At the start of 2017, KAUST hosted a group of 19 female students and teachers from the Thuwal intermediate school as part of its Young Learners Development Program (YLDP), which is administered by the Social Responsibility Department. The program aims to keep young people engaged with KAUST and inspire them to explore future careers in science. The group saw KAUST in action, taking part in faculty presentations, lab tours and other activities.

Productive partnerships to grow impact

Central to the vision and mission of KAUST is the advancement of science and technology through local and international collaborative research and partnerships. A major 2017 milestone in this vein was the collaboration between ANSYS, Saudi Aramco and KAUST to achieve a new supercomputing record by scaling ANSYS Fluent to nearly 200,000 processor cores. This record represents a more than five-fold increase over the record set just three years ago, which will enable organizations to make critical decisions faster and increase the overall efficiency of oil and gas production facilities.

The power of high performance computing (HPC) to build effective models and simulations used for pivotal applications in industry, climate change, earthquake monitoring and more was an integral part of the discussion at the Global IT Summit held at KAUST in February.

Other announcements on the collaboration front in 2017 included the topping out ceremony for the Dow Middle East Innovation Center (MEIC) at KAUST. Set to be compete during the second half of 2018, the center will feature state-of-the-art technologies like reverse osmosis, ultrafiltration, energy-efficient systems and infrastructure and roofing systems.
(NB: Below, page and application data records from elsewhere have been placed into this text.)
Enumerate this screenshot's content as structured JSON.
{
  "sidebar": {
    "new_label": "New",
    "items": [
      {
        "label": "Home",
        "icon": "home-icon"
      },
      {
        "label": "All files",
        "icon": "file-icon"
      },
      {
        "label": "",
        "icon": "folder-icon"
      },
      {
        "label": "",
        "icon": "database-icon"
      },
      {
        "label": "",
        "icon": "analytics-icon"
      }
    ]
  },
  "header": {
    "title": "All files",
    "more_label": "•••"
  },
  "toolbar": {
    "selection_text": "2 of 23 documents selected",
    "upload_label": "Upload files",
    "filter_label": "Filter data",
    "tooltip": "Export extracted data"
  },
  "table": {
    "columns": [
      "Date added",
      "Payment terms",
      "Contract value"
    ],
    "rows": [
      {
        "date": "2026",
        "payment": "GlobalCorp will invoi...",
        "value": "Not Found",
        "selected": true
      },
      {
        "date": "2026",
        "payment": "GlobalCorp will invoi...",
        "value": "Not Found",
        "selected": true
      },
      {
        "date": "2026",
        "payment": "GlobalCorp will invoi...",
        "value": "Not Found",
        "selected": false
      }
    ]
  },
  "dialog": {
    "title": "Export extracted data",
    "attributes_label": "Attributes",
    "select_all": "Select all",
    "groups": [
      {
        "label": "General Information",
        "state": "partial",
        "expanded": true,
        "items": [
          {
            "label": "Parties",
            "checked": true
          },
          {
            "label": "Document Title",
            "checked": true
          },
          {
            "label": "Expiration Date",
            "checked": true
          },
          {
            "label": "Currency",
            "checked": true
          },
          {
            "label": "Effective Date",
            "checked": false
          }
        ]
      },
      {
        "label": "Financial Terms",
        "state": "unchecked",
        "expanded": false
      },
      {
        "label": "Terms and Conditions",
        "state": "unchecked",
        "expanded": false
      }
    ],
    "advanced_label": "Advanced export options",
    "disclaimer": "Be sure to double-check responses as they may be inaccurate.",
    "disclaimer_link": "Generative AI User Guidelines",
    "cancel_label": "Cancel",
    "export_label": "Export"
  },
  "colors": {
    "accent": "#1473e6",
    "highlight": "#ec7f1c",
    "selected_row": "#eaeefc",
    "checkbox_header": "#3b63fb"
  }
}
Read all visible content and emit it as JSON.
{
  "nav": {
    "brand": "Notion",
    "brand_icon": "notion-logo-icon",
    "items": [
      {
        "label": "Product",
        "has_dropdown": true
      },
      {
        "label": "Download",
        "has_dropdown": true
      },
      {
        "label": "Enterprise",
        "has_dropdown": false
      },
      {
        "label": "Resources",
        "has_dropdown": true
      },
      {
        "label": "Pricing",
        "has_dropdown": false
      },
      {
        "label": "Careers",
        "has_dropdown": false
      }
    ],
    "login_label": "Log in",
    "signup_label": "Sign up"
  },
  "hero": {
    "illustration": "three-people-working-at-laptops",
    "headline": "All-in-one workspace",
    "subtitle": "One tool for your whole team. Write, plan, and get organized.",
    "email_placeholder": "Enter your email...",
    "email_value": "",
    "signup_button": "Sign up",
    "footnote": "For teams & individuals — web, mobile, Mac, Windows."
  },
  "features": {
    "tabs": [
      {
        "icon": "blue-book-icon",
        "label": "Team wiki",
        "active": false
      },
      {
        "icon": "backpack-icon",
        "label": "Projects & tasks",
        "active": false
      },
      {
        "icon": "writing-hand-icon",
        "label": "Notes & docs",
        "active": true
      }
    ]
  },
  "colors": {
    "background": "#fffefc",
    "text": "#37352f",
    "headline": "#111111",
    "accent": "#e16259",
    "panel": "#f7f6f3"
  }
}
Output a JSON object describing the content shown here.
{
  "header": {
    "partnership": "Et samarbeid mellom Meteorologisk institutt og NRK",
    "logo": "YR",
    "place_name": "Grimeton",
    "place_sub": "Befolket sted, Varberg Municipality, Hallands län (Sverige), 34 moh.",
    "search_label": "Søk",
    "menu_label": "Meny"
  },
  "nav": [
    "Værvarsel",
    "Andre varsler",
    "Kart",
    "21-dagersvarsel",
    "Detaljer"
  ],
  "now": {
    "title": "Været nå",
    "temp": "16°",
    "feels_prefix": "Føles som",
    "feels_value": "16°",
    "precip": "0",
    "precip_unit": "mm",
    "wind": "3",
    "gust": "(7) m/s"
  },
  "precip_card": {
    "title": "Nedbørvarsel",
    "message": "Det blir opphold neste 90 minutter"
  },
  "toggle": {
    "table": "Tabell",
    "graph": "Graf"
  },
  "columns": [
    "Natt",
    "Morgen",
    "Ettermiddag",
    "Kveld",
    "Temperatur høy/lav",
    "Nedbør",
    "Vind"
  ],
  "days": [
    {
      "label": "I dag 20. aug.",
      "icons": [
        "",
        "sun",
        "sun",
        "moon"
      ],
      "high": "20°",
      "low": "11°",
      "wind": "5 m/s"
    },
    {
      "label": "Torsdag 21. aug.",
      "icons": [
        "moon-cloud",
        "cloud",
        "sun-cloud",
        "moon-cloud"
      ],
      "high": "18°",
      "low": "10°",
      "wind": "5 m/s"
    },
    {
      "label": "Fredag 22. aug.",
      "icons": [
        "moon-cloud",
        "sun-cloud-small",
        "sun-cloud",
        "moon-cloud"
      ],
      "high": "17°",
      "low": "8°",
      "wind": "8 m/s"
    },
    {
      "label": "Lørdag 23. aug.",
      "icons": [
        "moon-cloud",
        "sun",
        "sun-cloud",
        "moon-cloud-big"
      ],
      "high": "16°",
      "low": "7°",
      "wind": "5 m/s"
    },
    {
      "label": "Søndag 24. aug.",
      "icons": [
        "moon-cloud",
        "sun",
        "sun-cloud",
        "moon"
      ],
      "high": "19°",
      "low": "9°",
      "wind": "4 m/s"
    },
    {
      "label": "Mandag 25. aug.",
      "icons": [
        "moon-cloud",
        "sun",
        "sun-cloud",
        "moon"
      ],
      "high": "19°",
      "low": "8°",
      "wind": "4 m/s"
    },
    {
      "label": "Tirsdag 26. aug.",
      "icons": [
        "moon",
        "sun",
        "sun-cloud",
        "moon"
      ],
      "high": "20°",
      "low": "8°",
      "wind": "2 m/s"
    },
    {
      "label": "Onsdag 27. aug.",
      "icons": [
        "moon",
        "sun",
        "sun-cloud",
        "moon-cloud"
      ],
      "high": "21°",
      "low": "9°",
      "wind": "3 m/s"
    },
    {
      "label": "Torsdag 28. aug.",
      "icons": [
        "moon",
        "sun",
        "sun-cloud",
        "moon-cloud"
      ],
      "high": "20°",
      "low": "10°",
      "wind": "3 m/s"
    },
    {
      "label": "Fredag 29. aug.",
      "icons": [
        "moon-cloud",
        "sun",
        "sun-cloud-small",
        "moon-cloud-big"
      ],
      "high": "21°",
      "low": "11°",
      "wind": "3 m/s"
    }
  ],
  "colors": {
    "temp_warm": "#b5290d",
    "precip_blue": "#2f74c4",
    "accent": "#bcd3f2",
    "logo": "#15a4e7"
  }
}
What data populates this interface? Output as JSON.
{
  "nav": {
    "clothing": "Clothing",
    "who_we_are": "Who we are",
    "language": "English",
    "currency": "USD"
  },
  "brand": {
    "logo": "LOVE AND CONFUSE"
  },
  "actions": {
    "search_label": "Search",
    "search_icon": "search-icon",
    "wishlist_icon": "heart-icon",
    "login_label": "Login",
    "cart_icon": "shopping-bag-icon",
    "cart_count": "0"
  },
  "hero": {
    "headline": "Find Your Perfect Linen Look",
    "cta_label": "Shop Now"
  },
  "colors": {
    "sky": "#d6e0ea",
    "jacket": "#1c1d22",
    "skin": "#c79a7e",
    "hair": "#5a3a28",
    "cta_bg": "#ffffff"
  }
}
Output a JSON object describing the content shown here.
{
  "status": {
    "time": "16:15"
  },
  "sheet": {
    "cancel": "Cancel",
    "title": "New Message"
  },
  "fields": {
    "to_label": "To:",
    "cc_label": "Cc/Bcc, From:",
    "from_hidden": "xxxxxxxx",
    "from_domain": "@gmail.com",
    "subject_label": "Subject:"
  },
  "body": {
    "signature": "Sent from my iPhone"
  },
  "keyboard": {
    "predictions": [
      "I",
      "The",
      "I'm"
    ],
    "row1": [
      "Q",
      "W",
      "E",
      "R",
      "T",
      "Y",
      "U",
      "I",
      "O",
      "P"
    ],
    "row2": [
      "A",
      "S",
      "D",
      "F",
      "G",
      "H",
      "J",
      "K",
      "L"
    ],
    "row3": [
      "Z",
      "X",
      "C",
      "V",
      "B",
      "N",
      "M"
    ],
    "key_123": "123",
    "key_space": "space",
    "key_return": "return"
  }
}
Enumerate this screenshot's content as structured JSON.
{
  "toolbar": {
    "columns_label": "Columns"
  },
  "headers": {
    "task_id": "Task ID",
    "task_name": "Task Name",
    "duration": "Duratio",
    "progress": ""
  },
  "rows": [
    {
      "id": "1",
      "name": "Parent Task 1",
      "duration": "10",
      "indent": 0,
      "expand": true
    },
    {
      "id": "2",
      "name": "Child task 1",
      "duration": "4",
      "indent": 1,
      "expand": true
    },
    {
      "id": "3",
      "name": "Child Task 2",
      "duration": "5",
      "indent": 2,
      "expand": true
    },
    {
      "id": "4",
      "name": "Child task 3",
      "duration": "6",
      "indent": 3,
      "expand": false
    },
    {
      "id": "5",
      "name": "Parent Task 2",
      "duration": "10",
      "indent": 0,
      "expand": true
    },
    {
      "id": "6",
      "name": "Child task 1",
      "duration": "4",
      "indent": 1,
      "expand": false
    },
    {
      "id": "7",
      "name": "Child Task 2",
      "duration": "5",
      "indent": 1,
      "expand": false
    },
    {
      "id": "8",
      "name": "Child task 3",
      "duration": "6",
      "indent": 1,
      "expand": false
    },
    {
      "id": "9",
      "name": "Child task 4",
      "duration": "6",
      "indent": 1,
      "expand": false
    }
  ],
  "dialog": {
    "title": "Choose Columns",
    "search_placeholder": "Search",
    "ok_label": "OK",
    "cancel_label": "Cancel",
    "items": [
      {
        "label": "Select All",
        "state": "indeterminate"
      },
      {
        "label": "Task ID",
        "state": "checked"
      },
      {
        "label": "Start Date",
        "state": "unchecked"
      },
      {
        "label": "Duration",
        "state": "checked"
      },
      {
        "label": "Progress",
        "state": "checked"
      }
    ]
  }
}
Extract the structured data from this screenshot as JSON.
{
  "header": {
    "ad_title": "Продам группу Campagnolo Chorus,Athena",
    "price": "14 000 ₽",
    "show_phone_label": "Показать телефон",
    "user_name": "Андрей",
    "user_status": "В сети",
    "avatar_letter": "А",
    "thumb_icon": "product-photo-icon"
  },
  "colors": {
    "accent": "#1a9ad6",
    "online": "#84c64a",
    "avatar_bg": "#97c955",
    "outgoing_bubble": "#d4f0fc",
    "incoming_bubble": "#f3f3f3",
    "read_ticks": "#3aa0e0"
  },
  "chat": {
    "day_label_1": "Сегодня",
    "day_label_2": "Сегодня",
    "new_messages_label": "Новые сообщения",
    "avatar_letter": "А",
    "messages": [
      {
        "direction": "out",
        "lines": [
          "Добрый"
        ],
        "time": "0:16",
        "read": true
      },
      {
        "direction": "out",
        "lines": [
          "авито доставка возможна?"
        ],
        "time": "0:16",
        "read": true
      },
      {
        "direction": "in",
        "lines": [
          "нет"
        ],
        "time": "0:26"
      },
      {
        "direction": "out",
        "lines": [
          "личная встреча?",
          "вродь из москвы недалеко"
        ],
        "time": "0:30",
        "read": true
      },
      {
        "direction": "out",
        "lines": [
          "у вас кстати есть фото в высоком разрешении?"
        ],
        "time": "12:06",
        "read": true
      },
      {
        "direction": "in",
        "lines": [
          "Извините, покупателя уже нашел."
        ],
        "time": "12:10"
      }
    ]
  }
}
Also announced in May was the opening of the Electron Microscopy Center of Excellence at KAUST, in collaboration with Thermo Fisher Scientific, Inc. The center aims to offer KAUST scientists and collaborators exploration and experimentation capabilities through Thermo Fisher's leading electron microscopy platform.

Faculty awards and recognition

The University placed in a leading position in regards to research output by the QS World University Rankings 2016-2017, and KAUST faculty members have continued to receive international recognition and awards in 2017.

This year, KAUST Distinguished Professor of Chemical Science Nikolaos Hadjichristidis was appointed chair of the National Council for Science and Innovation of Greece. Additionally, Mohamed-Slim Alouini, KAUST professor of electrical engineering, was honored with the Organization of Islamic Cooperation (OIC) Science and Technology Achievement Award at the First OIC Summit on Science and Technology.

KAUST Professor Boon Ooi was elected as a fellow of the Optical Society of America (OSA) in 2017. He was recognized by the OSA for his pioneering contributions to optoelectronic device technologies—in particular those in light-emitting devices in visible wavelengths—and their applications to lighting and optical communications.